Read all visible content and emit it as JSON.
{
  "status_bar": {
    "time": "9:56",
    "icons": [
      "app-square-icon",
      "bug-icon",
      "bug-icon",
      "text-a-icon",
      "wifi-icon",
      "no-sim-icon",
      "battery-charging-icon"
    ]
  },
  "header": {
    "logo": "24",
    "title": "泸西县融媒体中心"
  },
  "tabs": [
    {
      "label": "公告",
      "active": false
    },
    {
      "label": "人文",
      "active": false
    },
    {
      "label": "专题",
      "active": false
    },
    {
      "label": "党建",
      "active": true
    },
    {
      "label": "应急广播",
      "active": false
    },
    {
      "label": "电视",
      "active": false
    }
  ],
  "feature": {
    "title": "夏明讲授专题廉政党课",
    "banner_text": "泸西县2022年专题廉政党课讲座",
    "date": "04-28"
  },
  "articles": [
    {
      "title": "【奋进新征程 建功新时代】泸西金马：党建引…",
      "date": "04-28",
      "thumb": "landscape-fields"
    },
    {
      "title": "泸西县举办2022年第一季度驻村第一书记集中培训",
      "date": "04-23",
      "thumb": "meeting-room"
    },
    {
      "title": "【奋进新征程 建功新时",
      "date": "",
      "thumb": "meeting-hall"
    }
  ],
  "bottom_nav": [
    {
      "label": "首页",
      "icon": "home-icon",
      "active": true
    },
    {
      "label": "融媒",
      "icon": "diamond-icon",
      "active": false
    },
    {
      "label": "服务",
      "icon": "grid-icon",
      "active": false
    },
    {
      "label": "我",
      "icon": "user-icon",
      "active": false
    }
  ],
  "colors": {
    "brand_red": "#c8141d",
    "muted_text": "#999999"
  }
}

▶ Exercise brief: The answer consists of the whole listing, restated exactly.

▶ The answer:
Read all visible content and emit it as JSON.
{
  "status_bar": {
    "time": "9:56",
    "icons": [
      "app-square-icon",
      "bug-icon",
      "bug-icon",
      "text-a-icon",
      "wifi-icon",
      "no-sim-icon",
      "battery-charging-icon"
    ]
  },
  "header": {
    "logo": "24",
    "title": "泸西县融媒体中心"
  },
  "tabs": [
    {
      "label": "公告",
      "active": false
    },
    {
      "label": "人文",
      "active": false
    },
    {
      "label": "专题",
      "active": false
    },
    {
      "label": "党建",
      "active": true
    },
    {
      "label": "应急广播",
      "active": false
    },
    {
      "label": "电视",
      "active": false
    }
  ],
  "feature": {
    "title": "夏明讲授专题廉政党课",
    "banner_text": "泸西县2022年专题廉政党课讲座",
    "date": "04-28"
  },
  "articles": [
    {
      "title": "【奋进新征程 建功新时代】泸西金马：党建引…",
      "date": "04-28",
      "thumb": "landscape-fields"
    },
    {
      "title": "泸西县举办2022年第一季度驻村第一书记集中培训",
      "date": "04-23",
      "thumb": "meeting-room"
    },
    {
      "title": "【奋进新征程 建功新时",
      "date": "",
      "thumb": "meeting-hall"
    }
  ],
  "bottom_nav": [
    {
      "label": "首页",
      "icon": "home-icon",
      "active": true
    },
    {
      "label": "融媒",
      "icon": "diamond-icon",
      "active": false
    },
    {
      "label": "服务",
      "icon": "grid-icon",
      "active": false
    },
    {
      "label": "我",
      "icon": "user-icon",
      "active": false
    }
  ],
  "colors": {
    "brand_red": "#c8141d",
    "muted_text": "#999999"
  }
}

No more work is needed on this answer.